Gov. John Carney failed to give meaningful details about how he will fix Delaware’s post-COVID-19 economy or help people who are still suffering tremendously because of the pandemic, four Republican legislators charged Tuesday after the State of the State address.
But they all also agreed that this speech had to be difficult to give when all the state has been dealing with for 10 months is the ramifications of the coronavirus.
“I think that’s probably evidenced by the fact that it was probably 30 minutes long, if not a little less,” said State House Minority Leader Danny Short, R-Seaford.
Short, State House Minority Whip Tim Dukes, R-Laurel, State Senate Minority Whip Brian Pettyjohn, R-Georgetown, and State Sen. Ernie Lopez, R-Lewes, met as a group with reporters virtually to talk about the speech.
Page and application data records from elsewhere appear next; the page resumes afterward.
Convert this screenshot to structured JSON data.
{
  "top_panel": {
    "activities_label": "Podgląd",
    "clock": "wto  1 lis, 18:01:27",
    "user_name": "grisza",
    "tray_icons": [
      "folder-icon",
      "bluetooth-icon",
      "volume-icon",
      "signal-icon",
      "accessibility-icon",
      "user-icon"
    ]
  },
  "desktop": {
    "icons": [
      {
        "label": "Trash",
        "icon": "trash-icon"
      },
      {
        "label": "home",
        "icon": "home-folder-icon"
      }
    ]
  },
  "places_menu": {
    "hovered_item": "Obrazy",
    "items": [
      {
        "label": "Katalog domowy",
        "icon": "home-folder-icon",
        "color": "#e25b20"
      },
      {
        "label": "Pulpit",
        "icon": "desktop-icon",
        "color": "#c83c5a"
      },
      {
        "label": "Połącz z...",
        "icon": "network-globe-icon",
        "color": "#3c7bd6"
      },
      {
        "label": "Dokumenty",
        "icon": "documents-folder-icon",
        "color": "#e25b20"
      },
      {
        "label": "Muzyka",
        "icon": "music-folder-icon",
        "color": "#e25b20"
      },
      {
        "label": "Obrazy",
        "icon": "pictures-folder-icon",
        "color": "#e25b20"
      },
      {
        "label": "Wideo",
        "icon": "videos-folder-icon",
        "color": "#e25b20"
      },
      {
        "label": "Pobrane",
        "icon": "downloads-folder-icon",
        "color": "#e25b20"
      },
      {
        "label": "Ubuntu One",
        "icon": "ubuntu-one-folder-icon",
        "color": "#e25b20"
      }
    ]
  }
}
They plan another rebuttal Thursday after Carney releases his state budget.
Pettyjohn praised Carney for having reserves to help when the pandemic crushed an expected $200 million state revenue surplus. But he also said that the reason Carney had that money in reserve was because Republicans in 2015 proposed a constitutional amendment to set up a budget-smoothing process with surplus funds held and not spent. It failed, but Carney later issued an executive order doing the same thing.
“We do have to rebuild those reserves he talked about that we depleted, but really one of the questions I had that’s still out there is how do we do that?” he said. “You know some members of his own party have suggested a broad range of tax increases on our higher earners.” Those earners are the same people who create jobs in Delaware, Pettyjohn said.
Although the Delaware Economic and Financial Advisory Council, which helps set the state’s budget, forecast a surplus of $347 million in December, Rep. John Kowalko, D-Newark, has proposed hiking state income tax.
Right now, the system tops out with everybody who makes $60,000 or more paying a tax of 6.6 percent. Kowalko would add three more brackets and rates: 7.1% for those who earn more than $125,000; 7.85% rate for those who earn more than $250,000; and an 8.6% rate for those who earn more than $500,000.
Because of that, Short said, one of his friends had decided to make Florida — which doesn’t have an income tax — his state of residency. He didn’t say who it was.
Carney said the state had put $210 million back into its Unemployment Insurance Trust fund to prevent businesses from having a higher unemployment tax, but Short said business owners already are facing a tax hike, even with that.
Lopez said he felt like he was hearing “a tale of two states” with no concern for those in Sussex County, especially children and older people. Neither students nor older citizens had clear lines of communications about COVID issues that affect them, such as dealing with online classes or trying to find vaccines, he said.
“What came out of today’s remarks to me was a continuation of us and our staffs as legislators to do the blocking and tackling that our constituents need,” Lopez said.
He said every elected legislator expects to handle a lot of constituent issues, but he was hoping Carney would talk more about how to meet those needs.
“I think what we were all looking to hear today from the governor was an action plan and more action from the executive branch,” Lopez said. “I haven’t heard that. I don’t think any of us heard that.”
Dukes was frustrated that Carney chose to focus more on the past than the future, although Dukes acknowledged that the pandemic is a once-in-a-generation public health crisis. He said he wanted to know more about three things: how the state is going to handling more testing and more vaccinations; what the 2022 state budget — which starts July 1 — will look like; and education.
Students have essentially been out of schools for a significant part of the 2019-2020 school year and now most of the 2020-2021 school year. He worries about what that means to their future.
“Education has been, I think, subpar at its best because just because of the situation,” Dukes said. Solutions must include making broadband available and eliminating internet deserts, he said.
“I’m left with a lot more questions and answers, but it is unprecedented times,” he said.
Legislators and the administration need to work together to solve some of the problems, he said.
Among other things, the legislators also said they oppose any vote my mail initiative and think many people don’t trust it, which is why so many people voted in person in the Nov. 3 presidential election.
If voters don’t trust it, why is the state investing in it, they asked.